Morrissey: Low in High School – dodgy politics, but still a class act
Low in High School
Even the most die-hard Morrissey fan would grudgingly admit that it is becoming more difficult to separate the art from the man, given his increasingly contentious political statements in recent times. Isolate the musician from his confusing ideology, however, and his 11th album may be his finest work since 2006’s Ringleader of the Tormentors.
Recent albums have suffered from gluts of turgid filler, but this is an infinitely sleeker and more thoughtfully crafted affair. Beefy brass-infused opener My Love, I’d Do Anything for You harkens back to the glam-rock of Your Arsenal; Home is a Question Mark is one of several swoonsome torch songs that suit his now 58-year-old voice beautifully, while All the Young People Must Fall in Love and lead single Spent the Day in Bed are his most blithe, melodic creations in years.
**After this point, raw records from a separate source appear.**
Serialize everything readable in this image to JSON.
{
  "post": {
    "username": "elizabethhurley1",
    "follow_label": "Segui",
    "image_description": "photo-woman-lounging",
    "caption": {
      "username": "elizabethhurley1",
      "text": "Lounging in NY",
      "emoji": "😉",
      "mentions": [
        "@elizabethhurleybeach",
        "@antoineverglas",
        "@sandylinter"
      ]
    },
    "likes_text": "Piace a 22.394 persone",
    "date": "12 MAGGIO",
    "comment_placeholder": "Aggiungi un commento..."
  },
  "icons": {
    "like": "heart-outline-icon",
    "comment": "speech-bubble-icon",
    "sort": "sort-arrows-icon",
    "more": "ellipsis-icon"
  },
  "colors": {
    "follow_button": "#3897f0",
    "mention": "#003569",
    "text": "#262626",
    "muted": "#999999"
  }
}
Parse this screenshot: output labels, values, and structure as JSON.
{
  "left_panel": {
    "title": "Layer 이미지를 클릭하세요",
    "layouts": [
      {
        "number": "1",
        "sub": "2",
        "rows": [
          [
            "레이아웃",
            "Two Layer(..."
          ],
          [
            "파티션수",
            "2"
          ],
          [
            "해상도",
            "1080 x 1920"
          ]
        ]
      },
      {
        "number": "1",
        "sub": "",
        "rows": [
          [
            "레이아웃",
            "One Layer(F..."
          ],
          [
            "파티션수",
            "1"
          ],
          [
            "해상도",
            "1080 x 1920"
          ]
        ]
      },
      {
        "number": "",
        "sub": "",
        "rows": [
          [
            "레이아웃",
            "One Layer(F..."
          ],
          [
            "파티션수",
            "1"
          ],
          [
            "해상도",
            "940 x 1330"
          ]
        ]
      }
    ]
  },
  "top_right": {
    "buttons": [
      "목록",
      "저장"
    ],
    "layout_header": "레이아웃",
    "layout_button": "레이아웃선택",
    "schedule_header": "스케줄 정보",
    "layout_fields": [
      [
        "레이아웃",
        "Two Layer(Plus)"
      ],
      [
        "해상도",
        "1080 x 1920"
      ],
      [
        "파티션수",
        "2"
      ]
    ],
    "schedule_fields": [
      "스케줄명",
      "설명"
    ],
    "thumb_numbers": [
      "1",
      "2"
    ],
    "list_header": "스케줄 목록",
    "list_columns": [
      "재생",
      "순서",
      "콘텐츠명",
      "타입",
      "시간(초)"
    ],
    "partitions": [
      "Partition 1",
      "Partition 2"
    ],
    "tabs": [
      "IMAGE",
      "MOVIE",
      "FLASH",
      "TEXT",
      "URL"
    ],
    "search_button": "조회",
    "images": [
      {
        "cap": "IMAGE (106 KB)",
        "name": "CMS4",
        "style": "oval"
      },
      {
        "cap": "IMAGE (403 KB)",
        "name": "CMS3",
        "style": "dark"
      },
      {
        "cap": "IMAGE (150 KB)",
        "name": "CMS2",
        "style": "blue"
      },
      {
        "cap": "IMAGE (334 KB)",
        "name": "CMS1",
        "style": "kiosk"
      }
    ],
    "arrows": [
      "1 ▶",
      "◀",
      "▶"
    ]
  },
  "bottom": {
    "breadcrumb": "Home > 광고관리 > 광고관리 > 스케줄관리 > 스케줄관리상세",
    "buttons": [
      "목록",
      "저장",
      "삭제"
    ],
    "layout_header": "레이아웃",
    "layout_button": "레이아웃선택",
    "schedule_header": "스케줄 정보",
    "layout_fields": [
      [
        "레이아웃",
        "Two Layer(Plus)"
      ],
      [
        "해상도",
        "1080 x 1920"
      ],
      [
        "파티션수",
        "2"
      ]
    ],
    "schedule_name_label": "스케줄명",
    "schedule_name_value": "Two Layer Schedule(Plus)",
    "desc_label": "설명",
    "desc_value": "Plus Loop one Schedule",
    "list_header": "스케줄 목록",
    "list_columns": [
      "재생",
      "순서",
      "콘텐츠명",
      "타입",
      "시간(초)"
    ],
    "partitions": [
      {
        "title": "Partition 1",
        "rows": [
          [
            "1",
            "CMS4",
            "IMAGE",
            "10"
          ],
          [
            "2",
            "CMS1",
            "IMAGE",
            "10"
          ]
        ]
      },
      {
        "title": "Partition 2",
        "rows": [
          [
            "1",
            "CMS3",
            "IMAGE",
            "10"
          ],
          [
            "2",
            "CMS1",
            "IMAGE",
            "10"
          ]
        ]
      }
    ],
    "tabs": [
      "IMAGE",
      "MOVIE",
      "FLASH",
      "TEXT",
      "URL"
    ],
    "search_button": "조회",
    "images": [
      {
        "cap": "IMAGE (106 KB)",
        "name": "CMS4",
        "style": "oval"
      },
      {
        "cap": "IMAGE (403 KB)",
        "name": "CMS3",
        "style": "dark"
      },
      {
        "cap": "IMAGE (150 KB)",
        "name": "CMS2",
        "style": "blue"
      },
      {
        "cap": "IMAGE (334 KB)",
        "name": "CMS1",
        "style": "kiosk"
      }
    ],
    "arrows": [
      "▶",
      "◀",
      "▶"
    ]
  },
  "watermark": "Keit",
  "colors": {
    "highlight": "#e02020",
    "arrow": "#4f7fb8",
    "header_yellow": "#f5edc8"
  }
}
There are few divergences from Morrissey’s lyrical themes – the “evil” media, the futility of war, sex and his eyebrow-raising love of Israel – which makes this unlikely to win over new fans. It may, however, draw those who have drifted away in recent years closer once more, perhaps even despite their best intentions.